Patients' social media posts may be the next big thing for big data
Mining patients' social media data could provide enormous insight into overall health outcomes, according to a new study conducted by University of Pennsylvania researchers.
By handling social media posts much like big data, it just may be possible to link social media posts to health outcomes, said researchers at UPenn's Perelman School of Medicine, in a new study. If patients consent to sharing this data, a research database could be created, comparable to that of genomic databases. This database could be used by researchers to better understand the relationship between certain patients and their health.
[See also: UPMC's big data approach slashes readmissions.]
As part of the study, more than 1,000 patients consented to sharing both their social media and health data over a seven-month period. Researchers then analyzed the data, which consisted of some 1.4 million tweets and posts, from 2009 to present.

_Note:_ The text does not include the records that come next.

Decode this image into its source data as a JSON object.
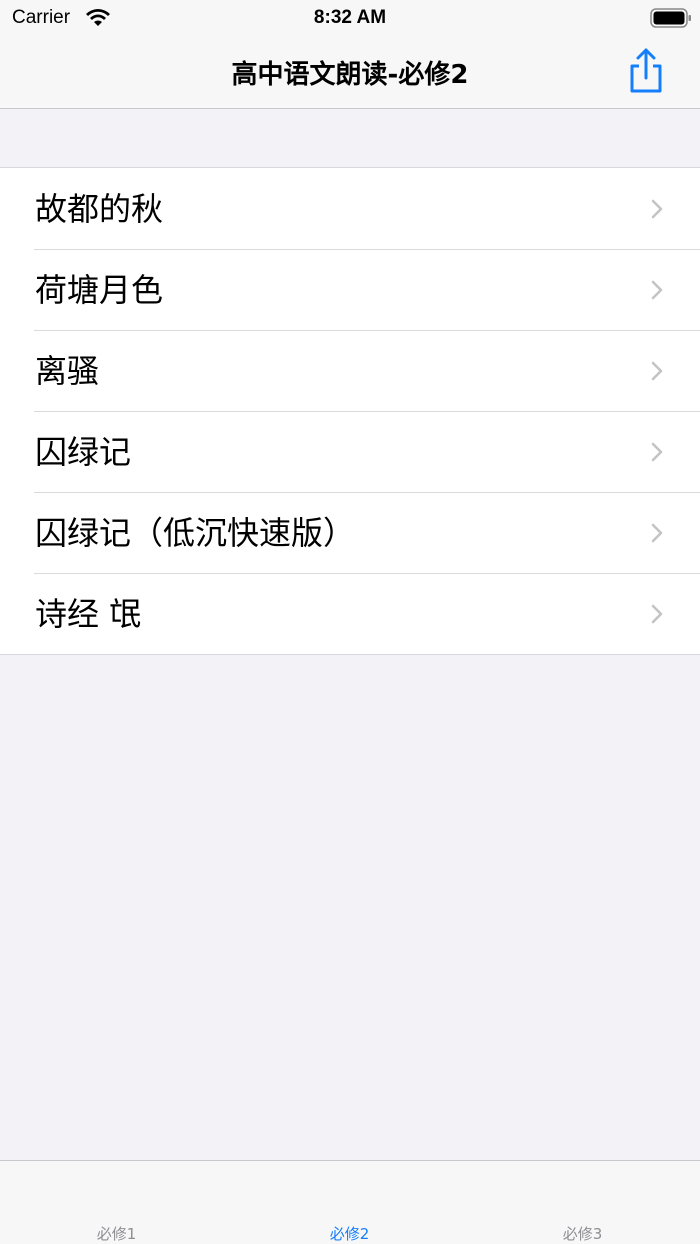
{
  "status_bar": {
    "carrier": "Carrier",
    "time": "8:32 AM"
  },
  "nav": {
    "title": "高中语文朗读-必修2",
    "share_icon": "share-icon",
    "accent": "#147EFB"
  },
  "list": {
    "items": [
      {
        "label": "故都的秋"
      },
      {
        "label": "荷塘月色"
      },
      {
        "label": "离骚"
      },
      {
        "label": "囚绿记"
      },
      {
        "label": "囚绿记（低沉快速版）"
      },
      {
        "label": "诗经 氓"
      }
    ]
  },
  "tabs": [
    {
      "label": "必修1",
      "active": false
    },
    {
      "label": "必修2",
      "active": true
    },
    {
      "label": "必修3",
      "active": false
    }
  ]
}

"We dont often think of our social media content as data, but the language we use and the information we post may offer valuable insights into the relationship between our everyday lives and our health," said Raina M. Merchant, MD, the study's lead author and director of the Social Media and Health Innovation Lab, in an Oct. 13 statement. "Finding ways to effectively harness and mine that data could prove to be a valuable source of information about how and why patients communicate about their health. There is a rich potential to identify health trends both in the general public and at the individual level, create education campaigns and interventions, and much more. One of the unique aspects of this data is the ability to link social media data with validated information from a health record."

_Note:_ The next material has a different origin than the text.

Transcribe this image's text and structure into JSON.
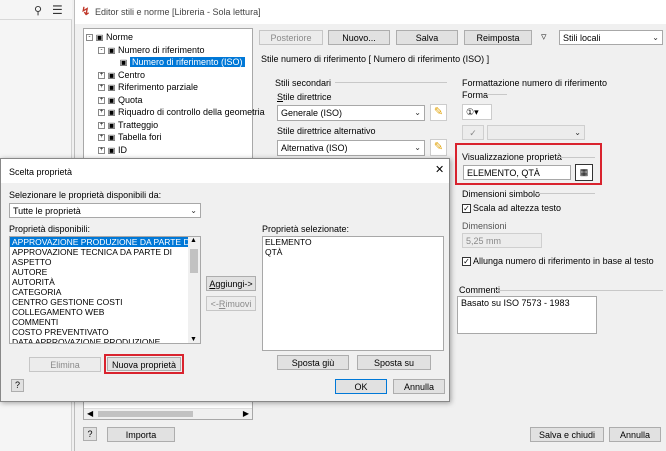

This type of database, as Merchant explained, can help her team think about health in new, innovative ways. Some of the posted content included statements like, "I forgot to take my water pill for my heart failure today." Certain language, researchers explained, may be suggestive of cognitive decline or mental status. Other social media posts they saw included a string of high-sodium food photos or insight into health practices such as exercise habits.